Cooking with Quail Eggs

D’Artagnan’s fresh quail eggs are farm-raised from the Corturnix breed. Quail eggs have a mild, slightly gamey taste, similar to a chicken egg, but with an extra-rich, creamy yolk and higher yolk to white ratio. Each quail egg is about the size of a large olive, making them ideal for canapés, salads, appetizers and garnishes.

Using Quail Eggs - How-To's & Tip –

Quail eggs are considered a delicacy, found in countless incarnations in many parts of Europe, Africa, Asia, and the Americas. In France, a raw quail egg with its shiny golden yolk, crowns a mound of steak tartare. While in Italy hard-boiled quail eggs accompany ham and crisped bread cubes in a Panzanella salad called Insalata Croccante. In Spain, a quail egg may end up on a tapas menu, fried and served with chorizo on toast; and in the UK, hard-cooked quail eggs get wrapped in forcemeat, breaded and deep-fried, making mini Scotch eggs that are common British picnic fare. Standard street food in Thailand may consist of quail eggs swaddled in wonton wrappers, skewered, and deep-fried until crispy. They get the curry treatment in Indonesia, along with prawns, coconut milk, and lemongrass.

Quail eggs are often served raw in Japan, nestled in a bed of briny fish roe in Gunkanmaki, or “battleship” style sushi, and in Korea, quail eggs top bowls of warm rice with sautéed vegetables and chili paste, or Bibimbap. Egyptians serve a street snack of flatbread with hard-boiled quail eggs and a mixture of dried herbs and seeds, or Dukkah. And in America, deviled and pickled quail eggs are becoming increasingly popular menu items.

Fun Fact: The brown spots on a quail egg’s shell are unique to each hen, much like fingerprints are to humans.

Storage & Use

Our quail eggs are sold fresh in protective flats. Quail eggs should be stored in the carton and kept refrigerated, below 40 degrees F, at all times. Quail eggs can be cooked in any manner you’d cook chicken eggs. Try them poached, fried, hard-boiled, scrambled, or baked.
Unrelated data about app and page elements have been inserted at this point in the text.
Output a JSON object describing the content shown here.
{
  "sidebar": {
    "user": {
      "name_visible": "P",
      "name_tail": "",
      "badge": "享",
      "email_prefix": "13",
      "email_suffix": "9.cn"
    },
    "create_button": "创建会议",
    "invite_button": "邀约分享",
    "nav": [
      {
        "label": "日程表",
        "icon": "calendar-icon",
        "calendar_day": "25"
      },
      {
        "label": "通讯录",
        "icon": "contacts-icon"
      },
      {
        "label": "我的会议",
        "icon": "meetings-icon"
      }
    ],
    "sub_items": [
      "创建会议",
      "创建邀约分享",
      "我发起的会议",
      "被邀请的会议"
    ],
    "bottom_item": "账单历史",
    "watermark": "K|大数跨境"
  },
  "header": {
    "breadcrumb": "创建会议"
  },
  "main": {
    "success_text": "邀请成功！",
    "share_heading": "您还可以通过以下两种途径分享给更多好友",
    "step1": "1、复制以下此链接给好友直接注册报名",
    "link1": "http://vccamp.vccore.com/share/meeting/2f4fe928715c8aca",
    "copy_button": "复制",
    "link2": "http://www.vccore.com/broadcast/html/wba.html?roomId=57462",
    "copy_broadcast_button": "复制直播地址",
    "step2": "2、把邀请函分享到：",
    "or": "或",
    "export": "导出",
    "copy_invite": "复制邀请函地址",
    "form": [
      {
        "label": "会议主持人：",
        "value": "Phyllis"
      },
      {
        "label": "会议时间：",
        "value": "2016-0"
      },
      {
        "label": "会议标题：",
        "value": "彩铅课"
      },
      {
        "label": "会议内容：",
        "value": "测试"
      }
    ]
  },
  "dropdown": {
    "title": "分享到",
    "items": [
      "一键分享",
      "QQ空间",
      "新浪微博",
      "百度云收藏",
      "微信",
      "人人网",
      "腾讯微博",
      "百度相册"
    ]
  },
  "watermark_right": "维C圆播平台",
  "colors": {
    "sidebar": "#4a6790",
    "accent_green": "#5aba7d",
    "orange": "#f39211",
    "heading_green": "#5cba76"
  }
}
Some wonderful, natural pairings include bacon, prosciutto, asparagus, black truffle, crème fraiche, smoked salt, herbs, buttered toast, caviar, smoked salmon, mushrooms, and herbs such as thyme and tarragon.
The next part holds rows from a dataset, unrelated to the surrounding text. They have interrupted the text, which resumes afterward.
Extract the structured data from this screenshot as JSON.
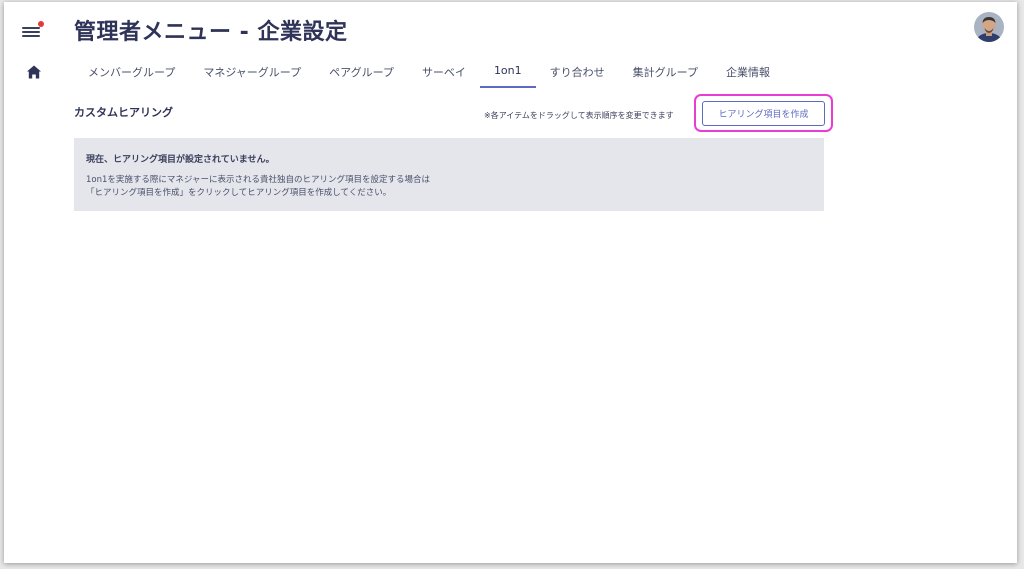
{
  "colors": {
    "accent": "#5c6bc0",
    "highlight": "#e83cd3",
    "notification_dot": "#e53935",
    "title": "#2e3357",
    "panel_bg": "#e4e6ec"
  },
  "nav": {
    "menu_icon": "hamburger-menu-icon",
    "home_icon": "home-icon"
  },
  "header": {
    "title": "管理者メニュー - 企業設定"
  },
  "tabs": [
    {
      "label": "メンバーグループ",
      "active": false
    },
    {
      "label": "マネジャーグループ",
      "active": false
    },
    {
      "label": "ペアグループ",
      "active": false
    },
    {
      "label": "サーベイ",
      "active": false
    },
    {
      "label": "1on1",
      "active": true
    },
    {
      "label": "すり合わせ",
      "active": false
    },
    {
      "label": "集計グループ",
      "active": false
    },
    {
      "label": "企業情報",
      "active": false
    }
  ],
  "section": {
    "title": "カスタムヒアリング",
    "hint": "※各アイテムをドラッグして表示順序を変更できます",
    "create_button": "ヒアリング項目を作成"
  },
  "empty_state": {
    "title": "現在、ヒアリング項目が設定されていません。",
    "line1": "1on1を実施する際にマネジャーに表示される貴社独自のヒアリング項目を設定する場合は",
    "line2": "「ヒアリング項目を作成」をクリックしてヒアリング項目を作成してください。"
  }
}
Just a few ideas for using D’Artagnan Quail Eggs 

  • Adorable Little Devils… Quail eggs make the cutest little deviled eggs. They’re a great conversation starter and absolutely delicious – a surefire hit for your next party. Try a trio of deviled quail eggs: a simple version with smoked paprika, one with bacon and thyme, and an earthy truffled variation.
  • For Teeny Blinis… Creamy, mild quail eggs are the perfect foil to salty caviar. Crown a blini with a dollop of crème fraiche, half of a hard-cooked quail egg and a spoon of caviar for an elegant hors d’oeuvre.
  • Toad-in-a-Hole… Whether you call it egg-in-a-frame, sunshine toast, cowboy eggs, or frog-in-a-hole, if you make the classic dish with quail eggs everyone will call it delicious. We like ours in a thin, round of brioche with black truffle butter
  • Golden Egg Ravioli… Homemade pasta gets the gold treatment with a silky egg yolk hiding inside. Nestle a raw quail yolk in a little mound of herbed ricotta when filling ravioli. The yolk will cook gently as the pasta is dropped into boiling water, its center still molten upon serving. What a delicious surprise!
  • Super French Salads… Hard-cooked quail eggs are beautifully bite-sized in a classic Salad Niçoise. And when poached, the diminutive eggs are right at home with bacon lardons in a Lyonnaise-style salad.
  • Little Spiced Bites… For an easy hors d’oeuvre try hard-boiled quail eggs rolled in a favorite spice mixture. A tiny slice off the wide bottom of each egg will ensure they sit upright on the platter.